== Segment start ==
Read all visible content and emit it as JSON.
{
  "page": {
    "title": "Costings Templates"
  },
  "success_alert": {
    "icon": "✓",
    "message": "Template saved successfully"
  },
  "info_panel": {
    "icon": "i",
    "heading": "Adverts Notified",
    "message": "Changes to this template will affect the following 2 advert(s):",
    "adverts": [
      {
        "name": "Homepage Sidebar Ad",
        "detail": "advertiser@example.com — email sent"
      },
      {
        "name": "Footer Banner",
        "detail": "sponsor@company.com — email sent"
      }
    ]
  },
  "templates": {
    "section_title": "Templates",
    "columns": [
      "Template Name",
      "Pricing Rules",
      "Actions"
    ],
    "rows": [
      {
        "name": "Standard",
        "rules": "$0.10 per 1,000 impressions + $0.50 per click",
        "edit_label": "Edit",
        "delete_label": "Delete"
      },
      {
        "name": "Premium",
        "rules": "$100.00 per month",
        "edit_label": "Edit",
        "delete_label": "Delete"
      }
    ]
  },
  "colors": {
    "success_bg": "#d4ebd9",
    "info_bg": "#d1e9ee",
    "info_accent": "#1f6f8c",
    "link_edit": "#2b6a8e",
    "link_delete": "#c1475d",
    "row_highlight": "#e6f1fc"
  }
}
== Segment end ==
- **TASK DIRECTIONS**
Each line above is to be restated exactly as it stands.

- **ANSWER FOR THE TASK**
Read all visible content and emit it as JSON.
{
  "page": {
    "title": "Costings Templates"
  },
  "success_alert": {
    "icon": "✓",
    "message": "Template saved successfully"
  },
  "info_panel": {
    "icon": "i",
    "heading": "Adverts Notified",
    "message": "Changes to this template will affect the following 2 advert(s):",
    "adverts": [
      {
        "name": "Homepage Sidebar Ad",
        "detail": "advertiser@example.com — email sent"
      },
      {
        "name": "Footer Banner",
        "detail": "sponsor@company.com — email sent"
      }
    ]
  },
  "templates": {
    "section_title": "Templates",
    "columns": [
      "Template Name",
      "Pricing Rules",
      "Actions"
    ],
    "rows": [
      {
        "name": "Standard",
        "rules": "$0.10 per 1,000 impressions + $0.50 per click",
        "edit_label": "Edit",
        "delete_label": "Delete"
      },
      {
        "name": "Premium",
        "rules": "$100.00 per month",
        "edit_label": "Edit",
        "delete_label": "Delete"
      }
    ]
  },
  "colors": {
    "success_bg": "#d4ebd9",
    "info_bg": "#d1e9ee",
    "info_accent": "#1f6f8c",
    "link_edit": "#2b6a8e",
    "link_delete": "#c1475d",
    "row_highlight": "#e6f1fc"
  }
}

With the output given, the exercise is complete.